Down to the final character, output the records below as they stand.

"""

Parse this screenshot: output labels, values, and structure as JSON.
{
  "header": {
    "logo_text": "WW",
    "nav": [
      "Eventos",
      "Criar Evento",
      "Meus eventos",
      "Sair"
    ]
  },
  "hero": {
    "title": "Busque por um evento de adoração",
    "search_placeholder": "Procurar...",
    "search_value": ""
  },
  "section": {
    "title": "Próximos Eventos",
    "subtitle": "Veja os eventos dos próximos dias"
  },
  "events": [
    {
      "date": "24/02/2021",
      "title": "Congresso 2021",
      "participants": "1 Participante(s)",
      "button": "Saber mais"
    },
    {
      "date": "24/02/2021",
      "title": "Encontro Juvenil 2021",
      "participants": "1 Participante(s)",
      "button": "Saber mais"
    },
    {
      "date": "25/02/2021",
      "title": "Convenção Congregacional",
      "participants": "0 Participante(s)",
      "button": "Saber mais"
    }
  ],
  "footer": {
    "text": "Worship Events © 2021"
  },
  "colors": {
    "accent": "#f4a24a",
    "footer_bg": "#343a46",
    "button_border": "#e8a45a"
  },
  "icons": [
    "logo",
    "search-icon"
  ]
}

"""

▶ [SOLUTION]:
Parse this screenshot: output labels, values, and structure as JSON.
{
  "header": {
    "logo_text": "WW",
    "nav": [
      "Eventos",
      "Criar Evento",
      "Meus eventos",
      "Sair"
    ]
  },
  "hero": {
    "title": "Busque por um evento de adoração",
    "search_placeholder": "Procurar...",
    "search_value": ""
  },
  "section": {
    "title": "Próximos Eventos",
    "subtitle": "Veja os eventos dos próximos dias"
  },
  "events": [
    {
      "date": "24/02/2021",
      "title": "Congresso 2021",
      "participants": "1 Participante(s)",
      "button": "Saber mais"
    },
    {
      "date": "24/02/2021",
      "title": "Encontro Juvenil 2021",
      "participants": "1 Participante(s)",
      "button": "Saber mais"
    },
    {
      "date": "25/02/2021",
      "title": "Convenção Congregacional",
      "participants": "0 Participante(s)",
      "button": "Saber mais"
    }
  ],
  "footer": {
    "text": "Worship Events © 2021"
  },
  "colors": {
    "accent": "#f4a24a",
    "footer_bg": "#343a46",
    "button_border": "#e8a45a"
  },
  "icons": [
    "logo",
    "search-icon"
  ]
}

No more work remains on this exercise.